Today something really amazing happened. We have had family staying for a while and the children have been collecting the chicken eggs for us. Well, today the chickens only went and laid a couple of Kinder Eggs for them! In all our time keeping chickens they have never laid even one of these for us!
The seven keets already outside with their parents have flourished. It has been fascinating to watch how their mother and father look after them. Every evening Lady Guinea disappears into a deep tussock of grass and G'nea G'nea goes off on his own to roost with the chickens. In the morning they call to each other and he rushes out to join his family, foraging through the grass in the orchard and soft fruit patch. The little ones have learned to keep up with the parents, all staying together by constantly calling to each other. They are finding plenty of food for themselves, even leaping up into the air to catch insects disturbed from the grass. It is also notable that Lady Guinea has started to bring her family back in with the chickens, though she only trusts the older chcikens, with whom she grew up. In fact, Cocky often stands over the keets to protect them.
Fortunately the weather has been a bit fresher of late, so the grass has been a lot drier, particularly in the early morning.
So, having said that we'd decided not to place all our baby guineafowl in the one basket, today we decided that was exactly what we would do! Rearing the chicks inside pretty much guarantees their survival, but it is another job and they need plenty of cleaning out as they sure do produce a lot of odorous waste for such little fluffballs.

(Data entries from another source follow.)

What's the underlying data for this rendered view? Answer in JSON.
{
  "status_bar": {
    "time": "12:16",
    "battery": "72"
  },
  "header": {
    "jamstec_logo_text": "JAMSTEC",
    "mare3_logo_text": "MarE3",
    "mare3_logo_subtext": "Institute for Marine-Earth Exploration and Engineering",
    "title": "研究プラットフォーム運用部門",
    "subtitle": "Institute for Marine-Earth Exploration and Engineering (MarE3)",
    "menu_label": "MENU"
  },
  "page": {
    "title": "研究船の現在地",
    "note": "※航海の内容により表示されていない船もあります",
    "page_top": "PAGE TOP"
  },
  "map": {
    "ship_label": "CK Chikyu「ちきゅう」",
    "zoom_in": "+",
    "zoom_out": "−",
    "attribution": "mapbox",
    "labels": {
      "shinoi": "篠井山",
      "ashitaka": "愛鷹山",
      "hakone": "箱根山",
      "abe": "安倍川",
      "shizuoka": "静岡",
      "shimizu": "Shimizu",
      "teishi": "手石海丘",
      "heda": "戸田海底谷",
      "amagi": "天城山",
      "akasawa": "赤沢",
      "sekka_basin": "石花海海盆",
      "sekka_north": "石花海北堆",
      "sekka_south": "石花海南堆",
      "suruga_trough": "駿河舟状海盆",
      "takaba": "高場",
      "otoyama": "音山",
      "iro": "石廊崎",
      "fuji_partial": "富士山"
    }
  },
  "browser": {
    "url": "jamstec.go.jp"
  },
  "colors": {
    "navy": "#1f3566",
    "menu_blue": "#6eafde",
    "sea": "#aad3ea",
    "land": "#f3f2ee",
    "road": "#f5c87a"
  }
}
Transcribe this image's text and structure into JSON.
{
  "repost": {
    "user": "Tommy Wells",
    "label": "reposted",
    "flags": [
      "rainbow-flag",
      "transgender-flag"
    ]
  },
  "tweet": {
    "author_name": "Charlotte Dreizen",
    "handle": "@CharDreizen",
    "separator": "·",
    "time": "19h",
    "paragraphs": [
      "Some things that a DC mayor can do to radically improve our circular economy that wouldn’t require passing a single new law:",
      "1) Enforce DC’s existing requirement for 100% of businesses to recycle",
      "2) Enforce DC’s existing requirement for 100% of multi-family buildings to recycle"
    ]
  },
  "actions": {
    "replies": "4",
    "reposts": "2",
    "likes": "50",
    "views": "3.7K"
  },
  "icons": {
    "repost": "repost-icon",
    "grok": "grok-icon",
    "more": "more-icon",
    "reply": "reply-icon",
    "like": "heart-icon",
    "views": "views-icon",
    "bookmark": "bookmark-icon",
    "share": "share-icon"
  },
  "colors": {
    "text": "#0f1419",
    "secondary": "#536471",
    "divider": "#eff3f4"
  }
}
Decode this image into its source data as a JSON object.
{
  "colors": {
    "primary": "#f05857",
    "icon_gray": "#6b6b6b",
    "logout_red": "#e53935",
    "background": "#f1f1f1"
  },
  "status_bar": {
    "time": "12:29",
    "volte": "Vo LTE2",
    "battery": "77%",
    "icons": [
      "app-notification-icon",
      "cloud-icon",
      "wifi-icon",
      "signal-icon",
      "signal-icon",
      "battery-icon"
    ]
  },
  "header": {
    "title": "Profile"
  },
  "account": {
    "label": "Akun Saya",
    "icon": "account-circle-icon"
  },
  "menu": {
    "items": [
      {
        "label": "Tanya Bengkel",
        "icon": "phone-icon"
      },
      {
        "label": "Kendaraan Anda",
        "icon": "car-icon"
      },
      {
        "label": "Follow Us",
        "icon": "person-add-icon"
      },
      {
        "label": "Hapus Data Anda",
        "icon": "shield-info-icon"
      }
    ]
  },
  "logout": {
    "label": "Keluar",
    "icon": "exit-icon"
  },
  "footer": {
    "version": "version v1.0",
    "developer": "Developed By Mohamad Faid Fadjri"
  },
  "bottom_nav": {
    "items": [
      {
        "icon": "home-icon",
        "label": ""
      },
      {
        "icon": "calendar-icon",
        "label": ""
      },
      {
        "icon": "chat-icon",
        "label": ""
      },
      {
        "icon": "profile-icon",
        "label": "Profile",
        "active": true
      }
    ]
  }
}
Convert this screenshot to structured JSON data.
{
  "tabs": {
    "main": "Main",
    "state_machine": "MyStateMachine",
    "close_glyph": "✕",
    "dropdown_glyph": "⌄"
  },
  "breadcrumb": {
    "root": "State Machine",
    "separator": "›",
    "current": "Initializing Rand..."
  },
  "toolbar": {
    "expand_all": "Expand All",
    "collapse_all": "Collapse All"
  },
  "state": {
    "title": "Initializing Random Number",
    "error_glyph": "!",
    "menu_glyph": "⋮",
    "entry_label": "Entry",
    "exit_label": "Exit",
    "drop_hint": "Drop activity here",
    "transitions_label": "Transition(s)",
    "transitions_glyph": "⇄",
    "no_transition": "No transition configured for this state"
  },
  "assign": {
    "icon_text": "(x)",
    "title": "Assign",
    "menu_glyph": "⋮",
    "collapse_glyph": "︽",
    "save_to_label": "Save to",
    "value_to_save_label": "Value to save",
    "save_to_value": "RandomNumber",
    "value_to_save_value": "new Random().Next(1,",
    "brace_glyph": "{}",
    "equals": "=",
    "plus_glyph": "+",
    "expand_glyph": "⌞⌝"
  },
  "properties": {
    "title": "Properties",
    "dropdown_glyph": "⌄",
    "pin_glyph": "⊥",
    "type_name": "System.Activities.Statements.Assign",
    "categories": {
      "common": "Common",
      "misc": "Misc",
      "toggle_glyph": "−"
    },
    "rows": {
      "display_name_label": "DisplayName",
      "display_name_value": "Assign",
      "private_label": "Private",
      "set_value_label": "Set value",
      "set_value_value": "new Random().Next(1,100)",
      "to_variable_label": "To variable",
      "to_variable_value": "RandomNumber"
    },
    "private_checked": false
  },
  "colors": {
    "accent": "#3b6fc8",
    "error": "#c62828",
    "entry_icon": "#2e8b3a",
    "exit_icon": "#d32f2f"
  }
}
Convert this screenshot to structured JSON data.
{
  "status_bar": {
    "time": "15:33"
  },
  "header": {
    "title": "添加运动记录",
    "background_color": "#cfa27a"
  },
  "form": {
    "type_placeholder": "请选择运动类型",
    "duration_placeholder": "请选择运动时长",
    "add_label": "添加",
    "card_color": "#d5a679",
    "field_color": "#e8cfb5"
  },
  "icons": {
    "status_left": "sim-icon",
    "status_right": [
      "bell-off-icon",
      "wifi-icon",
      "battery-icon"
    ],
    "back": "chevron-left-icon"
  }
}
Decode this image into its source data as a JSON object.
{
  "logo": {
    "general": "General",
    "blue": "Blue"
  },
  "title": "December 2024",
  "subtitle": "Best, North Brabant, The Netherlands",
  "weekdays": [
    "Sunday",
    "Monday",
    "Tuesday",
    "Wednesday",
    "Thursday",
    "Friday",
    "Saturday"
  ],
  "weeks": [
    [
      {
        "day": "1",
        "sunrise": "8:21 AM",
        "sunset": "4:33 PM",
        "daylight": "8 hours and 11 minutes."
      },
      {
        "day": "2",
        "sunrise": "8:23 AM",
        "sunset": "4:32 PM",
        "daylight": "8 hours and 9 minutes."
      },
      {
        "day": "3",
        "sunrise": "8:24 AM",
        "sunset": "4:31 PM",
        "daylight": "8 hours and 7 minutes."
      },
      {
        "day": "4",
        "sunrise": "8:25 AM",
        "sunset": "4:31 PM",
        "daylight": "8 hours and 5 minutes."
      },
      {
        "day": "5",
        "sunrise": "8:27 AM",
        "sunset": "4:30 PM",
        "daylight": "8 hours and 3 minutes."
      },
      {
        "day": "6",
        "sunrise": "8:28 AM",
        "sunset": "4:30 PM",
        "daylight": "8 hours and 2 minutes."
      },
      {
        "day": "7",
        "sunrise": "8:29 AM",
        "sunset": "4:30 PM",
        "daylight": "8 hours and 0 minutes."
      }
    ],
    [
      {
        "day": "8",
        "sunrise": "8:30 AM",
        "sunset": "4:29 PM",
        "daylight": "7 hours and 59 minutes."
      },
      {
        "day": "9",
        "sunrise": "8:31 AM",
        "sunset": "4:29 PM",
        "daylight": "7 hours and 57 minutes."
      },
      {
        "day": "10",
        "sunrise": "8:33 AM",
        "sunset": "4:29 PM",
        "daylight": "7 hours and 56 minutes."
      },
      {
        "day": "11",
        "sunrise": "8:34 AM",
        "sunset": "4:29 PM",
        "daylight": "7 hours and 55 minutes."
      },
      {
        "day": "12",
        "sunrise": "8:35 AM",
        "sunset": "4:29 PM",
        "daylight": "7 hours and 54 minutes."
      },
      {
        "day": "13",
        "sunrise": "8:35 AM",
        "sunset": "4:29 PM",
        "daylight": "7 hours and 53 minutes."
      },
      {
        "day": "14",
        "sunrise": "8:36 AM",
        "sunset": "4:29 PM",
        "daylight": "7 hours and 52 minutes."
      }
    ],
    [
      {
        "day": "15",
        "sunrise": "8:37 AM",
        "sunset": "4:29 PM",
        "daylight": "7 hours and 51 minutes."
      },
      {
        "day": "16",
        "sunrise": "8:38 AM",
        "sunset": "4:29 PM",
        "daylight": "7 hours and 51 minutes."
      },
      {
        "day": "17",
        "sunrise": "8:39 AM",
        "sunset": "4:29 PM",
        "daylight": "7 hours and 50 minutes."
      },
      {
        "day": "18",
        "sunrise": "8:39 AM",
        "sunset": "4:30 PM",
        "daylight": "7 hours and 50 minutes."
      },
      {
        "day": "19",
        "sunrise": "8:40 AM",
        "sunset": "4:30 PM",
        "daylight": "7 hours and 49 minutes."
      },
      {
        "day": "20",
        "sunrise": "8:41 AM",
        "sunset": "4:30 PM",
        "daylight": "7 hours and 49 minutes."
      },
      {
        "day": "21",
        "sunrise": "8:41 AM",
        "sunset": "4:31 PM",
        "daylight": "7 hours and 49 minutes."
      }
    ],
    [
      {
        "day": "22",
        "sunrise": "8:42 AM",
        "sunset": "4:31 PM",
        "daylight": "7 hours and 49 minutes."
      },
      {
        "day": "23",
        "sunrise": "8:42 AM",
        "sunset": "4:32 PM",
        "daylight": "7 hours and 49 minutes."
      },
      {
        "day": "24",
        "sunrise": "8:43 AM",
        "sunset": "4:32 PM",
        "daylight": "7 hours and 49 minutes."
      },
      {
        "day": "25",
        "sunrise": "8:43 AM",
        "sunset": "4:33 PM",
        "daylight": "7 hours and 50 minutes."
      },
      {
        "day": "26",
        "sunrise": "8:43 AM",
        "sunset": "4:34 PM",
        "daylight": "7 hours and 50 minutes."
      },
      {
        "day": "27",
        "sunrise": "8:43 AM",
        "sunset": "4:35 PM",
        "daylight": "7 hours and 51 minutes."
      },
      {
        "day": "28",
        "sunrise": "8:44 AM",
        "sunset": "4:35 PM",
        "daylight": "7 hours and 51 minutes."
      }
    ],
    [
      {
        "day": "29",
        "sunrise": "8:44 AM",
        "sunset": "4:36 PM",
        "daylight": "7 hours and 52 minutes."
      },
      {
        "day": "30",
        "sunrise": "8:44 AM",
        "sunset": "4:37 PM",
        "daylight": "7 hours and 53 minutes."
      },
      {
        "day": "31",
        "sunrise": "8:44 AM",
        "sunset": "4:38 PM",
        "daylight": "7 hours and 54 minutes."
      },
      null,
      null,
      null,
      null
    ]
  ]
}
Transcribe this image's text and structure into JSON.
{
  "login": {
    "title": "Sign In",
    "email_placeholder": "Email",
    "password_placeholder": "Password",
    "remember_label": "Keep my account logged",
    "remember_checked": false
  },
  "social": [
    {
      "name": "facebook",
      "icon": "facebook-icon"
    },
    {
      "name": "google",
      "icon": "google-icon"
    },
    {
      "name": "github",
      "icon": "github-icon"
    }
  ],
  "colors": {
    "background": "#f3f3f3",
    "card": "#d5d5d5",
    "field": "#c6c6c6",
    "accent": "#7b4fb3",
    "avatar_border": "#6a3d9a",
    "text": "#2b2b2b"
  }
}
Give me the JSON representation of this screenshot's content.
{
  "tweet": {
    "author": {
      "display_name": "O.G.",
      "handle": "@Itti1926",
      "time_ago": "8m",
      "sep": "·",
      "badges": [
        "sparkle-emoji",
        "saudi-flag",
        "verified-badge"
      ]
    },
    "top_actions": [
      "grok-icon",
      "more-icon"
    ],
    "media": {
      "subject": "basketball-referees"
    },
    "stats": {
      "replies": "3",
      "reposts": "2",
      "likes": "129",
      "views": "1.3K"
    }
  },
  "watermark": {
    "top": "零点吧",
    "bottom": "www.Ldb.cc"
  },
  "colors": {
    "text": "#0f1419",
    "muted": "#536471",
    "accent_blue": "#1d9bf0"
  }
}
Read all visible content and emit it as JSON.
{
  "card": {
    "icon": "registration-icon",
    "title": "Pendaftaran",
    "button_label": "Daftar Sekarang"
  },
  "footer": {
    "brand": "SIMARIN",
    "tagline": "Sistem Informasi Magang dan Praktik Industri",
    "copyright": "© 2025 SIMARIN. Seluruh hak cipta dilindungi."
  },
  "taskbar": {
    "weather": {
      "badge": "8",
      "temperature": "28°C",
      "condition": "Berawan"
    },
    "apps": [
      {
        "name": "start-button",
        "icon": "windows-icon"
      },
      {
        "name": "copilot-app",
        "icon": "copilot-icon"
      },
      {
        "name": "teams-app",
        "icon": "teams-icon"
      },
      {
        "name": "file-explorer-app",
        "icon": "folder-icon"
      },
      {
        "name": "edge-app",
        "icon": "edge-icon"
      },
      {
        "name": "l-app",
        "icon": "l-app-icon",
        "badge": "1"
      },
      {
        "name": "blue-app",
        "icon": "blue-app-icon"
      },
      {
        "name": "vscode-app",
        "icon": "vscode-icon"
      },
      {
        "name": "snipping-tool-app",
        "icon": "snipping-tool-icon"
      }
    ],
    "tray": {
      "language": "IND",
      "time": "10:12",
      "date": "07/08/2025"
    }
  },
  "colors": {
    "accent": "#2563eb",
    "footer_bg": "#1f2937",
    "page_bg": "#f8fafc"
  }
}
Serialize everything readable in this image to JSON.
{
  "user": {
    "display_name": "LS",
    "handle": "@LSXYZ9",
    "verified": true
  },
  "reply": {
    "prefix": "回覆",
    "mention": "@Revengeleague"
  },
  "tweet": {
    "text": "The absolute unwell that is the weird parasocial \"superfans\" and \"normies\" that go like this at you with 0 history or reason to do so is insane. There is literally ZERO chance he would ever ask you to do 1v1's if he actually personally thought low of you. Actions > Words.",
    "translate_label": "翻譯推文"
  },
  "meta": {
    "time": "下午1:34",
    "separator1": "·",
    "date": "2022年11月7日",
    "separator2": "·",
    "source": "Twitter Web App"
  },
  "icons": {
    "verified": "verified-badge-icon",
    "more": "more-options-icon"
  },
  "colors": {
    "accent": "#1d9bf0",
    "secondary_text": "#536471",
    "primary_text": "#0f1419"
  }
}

Today we carried the eight keets from inside down to the chicken pen and placed them on the ground. Lady Guinea quickly responded to their little calls so Sue released a couple of the keets into the midst of the others. This was the moment of truth. Would they be accepted or rejected and possibly even attacked?
|Lady Guinea went straight over to the calling keets.|
|All fifteen keets. Confident little critters now.|
Legbar chicks cast outside
That wasn't all the fowl action for the day though. We decided that the two Cream Legbar henlets could also go out, but into the protected environment of an enclosed run. We put them in with the Polands, who have been proving slightly shy of the other much larger chickens since I accidently let them out a few days ago.
I reckon they get picked on because of their ridiculous hairstyles. Apologies to any readers with similar hairstyles!
|Way Hey! A new home.|
Sue releases the Cream Legbar chicks.
|The two Cream Legbar chicks in their new home with the Polands.|